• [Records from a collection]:
§ §

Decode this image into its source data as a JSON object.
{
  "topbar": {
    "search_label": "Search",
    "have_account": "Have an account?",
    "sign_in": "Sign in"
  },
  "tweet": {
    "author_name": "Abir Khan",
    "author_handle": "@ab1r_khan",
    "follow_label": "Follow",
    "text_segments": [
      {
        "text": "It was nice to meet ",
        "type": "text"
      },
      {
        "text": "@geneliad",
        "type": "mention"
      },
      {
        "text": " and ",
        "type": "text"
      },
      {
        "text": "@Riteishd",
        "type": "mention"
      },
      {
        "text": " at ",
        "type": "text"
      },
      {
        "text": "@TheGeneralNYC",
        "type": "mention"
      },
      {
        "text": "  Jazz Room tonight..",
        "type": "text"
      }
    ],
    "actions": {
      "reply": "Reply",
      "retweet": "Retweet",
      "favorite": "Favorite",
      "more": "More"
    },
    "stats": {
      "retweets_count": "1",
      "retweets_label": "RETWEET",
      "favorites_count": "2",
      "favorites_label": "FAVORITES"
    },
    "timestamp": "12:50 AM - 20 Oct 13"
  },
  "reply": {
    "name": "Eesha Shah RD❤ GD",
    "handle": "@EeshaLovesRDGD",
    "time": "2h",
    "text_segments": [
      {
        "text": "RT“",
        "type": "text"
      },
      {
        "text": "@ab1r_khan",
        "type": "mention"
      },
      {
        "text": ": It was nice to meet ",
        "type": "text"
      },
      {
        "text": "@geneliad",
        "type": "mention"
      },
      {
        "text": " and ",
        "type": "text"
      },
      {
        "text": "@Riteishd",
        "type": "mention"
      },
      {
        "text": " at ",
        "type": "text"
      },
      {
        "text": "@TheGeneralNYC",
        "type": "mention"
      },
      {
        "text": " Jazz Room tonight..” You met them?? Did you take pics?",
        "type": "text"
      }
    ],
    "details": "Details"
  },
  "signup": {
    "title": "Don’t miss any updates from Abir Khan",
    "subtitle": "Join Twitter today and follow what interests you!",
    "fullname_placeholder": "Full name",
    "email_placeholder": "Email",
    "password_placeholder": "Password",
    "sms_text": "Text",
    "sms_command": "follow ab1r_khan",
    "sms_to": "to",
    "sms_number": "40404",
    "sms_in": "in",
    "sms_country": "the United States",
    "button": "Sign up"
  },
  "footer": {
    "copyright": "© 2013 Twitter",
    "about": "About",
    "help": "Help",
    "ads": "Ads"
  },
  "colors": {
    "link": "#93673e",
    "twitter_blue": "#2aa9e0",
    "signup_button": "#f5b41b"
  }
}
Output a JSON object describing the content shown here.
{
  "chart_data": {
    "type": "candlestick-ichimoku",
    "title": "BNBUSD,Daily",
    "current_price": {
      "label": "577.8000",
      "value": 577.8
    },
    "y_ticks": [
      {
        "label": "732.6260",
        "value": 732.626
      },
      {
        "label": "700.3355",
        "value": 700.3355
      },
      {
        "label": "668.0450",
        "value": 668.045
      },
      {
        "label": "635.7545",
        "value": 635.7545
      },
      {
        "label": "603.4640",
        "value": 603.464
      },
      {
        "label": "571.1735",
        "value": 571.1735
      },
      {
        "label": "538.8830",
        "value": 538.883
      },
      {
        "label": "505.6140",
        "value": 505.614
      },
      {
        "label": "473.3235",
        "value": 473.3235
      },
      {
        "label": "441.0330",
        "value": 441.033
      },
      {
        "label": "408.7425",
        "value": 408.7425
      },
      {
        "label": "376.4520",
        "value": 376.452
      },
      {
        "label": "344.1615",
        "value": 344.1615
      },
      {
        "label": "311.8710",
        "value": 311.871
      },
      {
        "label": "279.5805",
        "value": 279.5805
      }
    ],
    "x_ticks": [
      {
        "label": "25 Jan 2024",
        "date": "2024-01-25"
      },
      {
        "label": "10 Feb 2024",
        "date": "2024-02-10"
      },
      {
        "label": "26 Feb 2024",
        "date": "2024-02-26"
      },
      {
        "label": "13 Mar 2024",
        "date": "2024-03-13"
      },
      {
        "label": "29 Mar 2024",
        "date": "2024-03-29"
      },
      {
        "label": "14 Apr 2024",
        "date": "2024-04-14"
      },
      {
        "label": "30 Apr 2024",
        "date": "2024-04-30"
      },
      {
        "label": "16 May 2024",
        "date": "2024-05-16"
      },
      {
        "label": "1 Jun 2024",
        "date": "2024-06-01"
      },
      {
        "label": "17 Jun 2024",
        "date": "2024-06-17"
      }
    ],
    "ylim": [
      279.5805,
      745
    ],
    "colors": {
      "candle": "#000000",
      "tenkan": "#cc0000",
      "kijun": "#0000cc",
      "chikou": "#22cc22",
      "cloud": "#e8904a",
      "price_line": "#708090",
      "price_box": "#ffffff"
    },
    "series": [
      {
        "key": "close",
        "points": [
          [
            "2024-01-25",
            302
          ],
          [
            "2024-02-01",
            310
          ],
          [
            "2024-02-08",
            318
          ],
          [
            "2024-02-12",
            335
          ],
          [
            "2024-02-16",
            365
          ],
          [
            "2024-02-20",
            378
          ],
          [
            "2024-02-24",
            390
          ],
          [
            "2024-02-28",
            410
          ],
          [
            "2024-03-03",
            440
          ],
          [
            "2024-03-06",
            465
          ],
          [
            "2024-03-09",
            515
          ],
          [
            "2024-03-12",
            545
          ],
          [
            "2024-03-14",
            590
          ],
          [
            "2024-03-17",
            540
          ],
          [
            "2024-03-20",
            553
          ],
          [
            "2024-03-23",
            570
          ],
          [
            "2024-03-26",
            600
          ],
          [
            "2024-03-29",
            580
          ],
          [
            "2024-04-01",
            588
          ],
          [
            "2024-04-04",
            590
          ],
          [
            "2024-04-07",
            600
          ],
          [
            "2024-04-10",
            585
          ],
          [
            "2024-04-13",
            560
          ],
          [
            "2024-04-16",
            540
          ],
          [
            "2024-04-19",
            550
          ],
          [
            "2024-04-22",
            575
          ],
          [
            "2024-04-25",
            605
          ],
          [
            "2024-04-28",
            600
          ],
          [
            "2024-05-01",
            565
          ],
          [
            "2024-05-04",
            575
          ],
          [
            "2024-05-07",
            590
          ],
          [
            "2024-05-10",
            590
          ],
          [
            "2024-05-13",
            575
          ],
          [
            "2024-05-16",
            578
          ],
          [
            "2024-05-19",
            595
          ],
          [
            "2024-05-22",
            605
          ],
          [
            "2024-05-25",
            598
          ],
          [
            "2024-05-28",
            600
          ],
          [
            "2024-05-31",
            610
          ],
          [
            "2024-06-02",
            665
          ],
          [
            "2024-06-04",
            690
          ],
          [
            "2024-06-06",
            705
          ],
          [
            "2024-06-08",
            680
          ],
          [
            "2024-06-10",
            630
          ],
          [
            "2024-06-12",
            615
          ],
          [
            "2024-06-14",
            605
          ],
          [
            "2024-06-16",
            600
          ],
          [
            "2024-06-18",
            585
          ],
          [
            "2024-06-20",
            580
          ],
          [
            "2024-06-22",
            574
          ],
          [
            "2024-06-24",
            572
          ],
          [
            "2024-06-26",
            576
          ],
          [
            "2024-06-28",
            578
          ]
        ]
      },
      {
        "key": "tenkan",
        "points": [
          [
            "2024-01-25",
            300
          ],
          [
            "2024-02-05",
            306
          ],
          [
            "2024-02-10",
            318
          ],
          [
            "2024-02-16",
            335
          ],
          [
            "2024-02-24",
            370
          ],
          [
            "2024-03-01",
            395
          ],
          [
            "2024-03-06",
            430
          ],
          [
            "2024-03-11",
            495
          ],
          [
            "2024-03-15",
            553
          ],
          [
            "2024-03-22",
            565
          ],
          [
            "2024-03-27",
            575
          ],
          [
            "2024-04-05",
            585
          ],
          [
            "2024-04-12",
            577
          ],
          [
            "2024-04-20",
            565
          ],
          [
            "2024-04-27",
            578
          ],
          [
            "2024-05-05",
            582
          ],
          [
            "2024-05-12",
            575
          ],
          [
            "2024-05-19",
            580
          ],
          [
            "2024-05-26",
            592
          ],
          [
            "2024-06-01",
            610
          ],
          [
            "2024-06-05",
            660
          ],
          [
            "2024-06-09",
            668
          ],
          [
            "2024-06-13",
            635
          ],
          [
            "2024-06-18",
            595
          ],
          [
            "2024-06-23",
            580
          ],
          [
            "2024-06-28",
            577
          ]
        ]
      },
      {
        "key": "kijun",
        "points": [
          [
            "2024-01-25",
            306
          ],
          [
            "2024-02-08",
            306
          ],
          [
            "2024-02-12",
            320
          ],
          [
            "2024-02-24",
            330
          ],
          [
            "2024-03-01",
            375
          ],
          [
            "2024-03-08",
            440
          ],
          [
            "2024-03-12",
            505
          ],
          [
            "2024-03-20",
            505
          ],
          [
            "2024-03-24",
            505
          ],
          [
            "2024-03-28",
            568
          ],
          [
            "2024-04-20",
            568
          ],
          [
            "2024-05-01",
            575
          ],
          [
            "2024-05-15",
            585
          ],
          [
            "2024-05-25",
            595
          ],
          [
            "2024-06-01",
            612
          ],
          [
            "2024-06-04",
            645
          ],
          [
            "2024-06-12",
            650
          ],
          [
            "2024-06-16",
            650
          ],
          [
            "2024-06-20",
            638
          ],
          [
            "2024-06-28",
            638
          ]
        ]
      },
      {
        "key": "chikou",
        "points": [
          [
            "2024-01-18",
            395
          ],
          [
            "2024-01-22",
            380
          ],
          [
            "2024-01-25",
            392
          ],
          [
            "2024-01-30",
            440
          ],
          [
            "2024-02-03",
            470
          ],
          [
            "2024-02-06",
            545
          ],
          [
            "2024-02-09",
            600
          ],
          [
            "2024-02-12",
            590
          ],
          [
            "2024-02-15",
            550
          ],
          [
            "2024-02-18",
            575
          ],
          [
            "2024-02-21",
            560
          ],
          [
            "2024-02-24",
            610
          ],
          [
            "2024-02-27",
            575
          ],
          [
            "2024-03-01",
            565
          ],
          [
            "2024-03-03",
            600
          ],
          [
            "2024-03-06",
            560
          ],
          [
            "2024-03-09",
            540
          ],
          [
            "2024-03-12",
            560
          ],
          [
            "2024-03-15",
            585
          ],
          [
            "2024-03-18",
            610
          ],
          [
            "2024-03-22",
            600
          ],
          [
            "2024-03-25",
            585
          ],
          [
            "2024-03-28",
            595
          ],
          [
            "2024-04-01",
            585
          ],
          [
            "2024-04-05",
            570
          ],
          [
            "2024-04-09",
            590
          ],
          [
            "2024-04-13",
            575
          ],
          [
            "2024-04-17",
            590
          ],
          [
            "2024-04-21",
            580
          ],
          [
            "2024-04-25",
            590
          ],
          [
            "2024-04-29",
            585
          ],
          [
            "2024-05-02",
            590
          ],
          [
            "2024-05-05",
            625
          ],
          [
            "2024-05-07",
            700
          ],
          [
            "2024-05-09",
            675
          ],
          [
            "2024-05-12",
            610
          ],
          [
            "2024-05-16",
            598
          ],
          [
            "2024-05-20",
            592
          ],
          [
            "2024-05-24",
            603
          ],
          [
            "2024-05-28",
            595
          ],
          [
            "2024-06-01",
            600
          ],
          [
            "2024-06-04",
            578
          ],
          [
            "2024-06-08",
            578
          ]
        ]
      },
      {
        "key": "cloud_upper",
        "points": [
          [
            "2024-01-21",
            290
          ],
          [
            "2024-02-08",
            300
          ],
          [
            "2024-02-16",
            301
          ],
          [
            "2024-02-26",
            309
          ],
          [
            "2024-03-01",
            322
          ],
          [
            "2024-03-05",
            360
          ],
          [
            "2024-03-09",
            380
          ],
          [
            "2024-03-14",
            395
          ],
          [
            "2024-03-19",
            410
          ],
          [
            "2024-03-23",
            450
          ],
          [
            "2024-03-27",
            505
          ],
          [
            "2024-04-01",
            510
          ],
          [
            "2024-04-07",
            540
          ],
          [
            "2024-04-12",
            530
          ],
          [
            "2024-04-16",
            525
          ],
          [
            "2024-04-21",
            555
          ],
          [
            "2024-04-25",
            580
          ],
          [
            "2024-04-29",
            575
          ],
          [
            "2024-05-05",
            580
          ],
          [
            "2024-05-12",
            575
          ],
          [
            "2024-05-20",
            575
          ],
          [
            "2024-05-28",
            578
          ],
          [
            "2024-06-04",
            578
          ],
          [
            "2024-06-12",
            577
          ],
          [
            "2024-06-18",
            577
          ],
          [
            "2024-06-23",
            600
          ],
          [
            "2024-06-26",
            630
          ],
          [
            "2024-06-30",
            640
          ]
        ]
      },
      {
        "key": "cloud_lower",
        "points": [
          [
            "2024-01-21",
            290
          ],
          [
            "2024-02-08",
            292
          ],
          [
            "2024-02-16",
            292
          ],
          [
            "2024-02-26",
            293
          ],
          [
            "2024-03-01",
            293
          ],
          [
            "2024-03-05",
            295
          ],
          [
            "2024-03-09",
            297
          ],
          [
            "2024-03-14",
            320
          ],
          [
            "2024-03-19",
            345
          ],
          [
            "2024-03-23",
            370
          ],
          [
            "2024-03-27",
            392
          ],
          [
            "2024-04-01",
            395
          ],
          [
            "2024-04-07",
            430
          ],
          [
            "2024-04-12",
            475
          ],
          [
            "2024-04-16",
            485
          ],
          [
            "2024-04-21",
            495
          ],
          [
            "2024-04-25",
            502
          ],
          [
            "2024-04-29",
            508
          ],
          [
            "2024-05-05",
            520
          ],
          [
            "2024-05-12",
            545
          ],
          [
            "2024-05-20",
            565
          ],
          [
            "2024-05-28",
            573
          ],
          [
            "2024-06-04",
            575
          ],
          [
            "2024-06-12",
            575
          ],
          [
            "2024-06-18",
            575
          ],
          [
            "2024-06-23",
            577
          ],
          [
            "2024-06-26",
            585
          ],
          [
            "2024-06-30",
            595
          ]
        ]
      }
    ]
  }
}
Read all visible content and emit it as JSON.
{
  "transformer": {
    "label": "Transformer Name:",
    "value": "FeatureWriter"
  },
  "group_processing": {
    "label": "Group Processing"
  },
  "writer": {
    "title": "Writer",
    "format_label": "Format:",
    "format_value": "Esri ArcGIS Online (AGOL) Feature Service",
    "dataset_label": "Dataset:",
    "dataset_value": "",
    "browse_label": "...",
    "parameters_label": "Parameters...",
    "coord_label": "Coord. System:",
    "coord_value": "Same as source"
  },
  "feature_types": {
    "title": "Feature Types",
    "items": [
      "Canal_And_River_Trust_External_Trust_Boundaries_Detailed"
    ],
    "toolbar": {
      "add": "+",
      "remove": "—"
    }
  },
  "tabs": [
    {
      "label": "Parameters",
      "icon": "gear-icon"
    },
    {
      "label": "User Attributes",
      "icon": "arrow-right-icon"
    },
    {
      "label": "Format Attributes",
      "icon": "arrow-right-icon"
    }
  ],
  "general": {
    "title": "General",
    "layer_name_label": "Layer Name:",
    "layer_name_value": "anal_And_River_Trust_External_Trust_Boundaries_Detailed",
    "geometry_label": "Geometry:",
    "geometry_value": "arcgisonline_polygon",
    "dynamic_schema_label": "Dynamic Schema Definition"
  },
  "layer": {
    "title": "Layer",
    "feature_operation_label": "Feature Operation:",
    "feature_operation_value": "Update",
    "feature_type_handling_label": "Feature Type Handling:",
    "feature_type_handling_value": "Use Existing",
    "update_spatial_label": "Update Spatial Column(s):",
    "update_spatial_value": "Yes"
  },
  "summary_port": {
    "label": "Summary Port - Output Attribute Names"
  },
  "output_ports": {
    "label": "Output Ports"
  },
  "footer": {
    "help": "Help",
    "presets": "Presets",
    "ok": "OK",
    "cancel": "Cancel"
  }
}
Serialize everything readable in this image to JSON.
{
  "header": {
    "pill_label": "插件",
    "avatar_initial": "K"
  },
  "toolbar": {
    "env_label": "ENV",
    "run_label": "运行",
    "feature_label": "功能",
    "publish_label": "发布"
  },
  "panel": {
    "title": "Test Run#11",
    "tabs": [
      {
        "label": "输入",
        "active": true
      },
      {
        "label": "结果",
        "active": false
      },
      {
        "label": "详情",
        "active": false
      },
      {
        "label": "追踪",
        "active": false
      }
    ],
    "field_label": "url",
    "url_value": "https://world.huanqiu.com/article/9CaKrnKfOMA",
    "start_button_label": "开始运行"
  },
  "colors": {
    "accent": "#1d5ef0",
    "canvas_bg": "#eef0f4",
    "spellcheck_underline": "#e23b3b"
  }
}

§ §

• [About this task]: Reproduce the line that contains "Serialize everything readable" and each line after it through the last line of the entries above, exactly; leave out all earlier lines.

• [Output of the task]:
Serialize everything readable in this image to JSON.
{
  "header": {
    "pill_label": "插件",
    "avatar_initial": "K"
  },
  "toolbar": {
    "env_label": "ENV",
    "run_label": "运行",
    "feature_label": "功能",
    "publish_label": "发布"
  },
  "panel": {
    "title": "Test Run#11",
    "tabs": [
      {
        "label": "输入",
        "active": true
      },
      {
        "label": "结果",
        "active": false
      },
      {
        "label": "详情",
        "active": false
      },
      {
        "label": "追踪",
        "active": false
      }
    ],
    "field_label": "url",
    "url_value": "https://world.huanqiu.com/article/9CaKrnKfOMA",
    "start_button_label": "开始运行"
  },
  "colors": {
    "accent": "#1d5ef0",
    "canvas_bg": "#eef0f4",
    "spellcheck_underline": "#e23b3b"
  }
}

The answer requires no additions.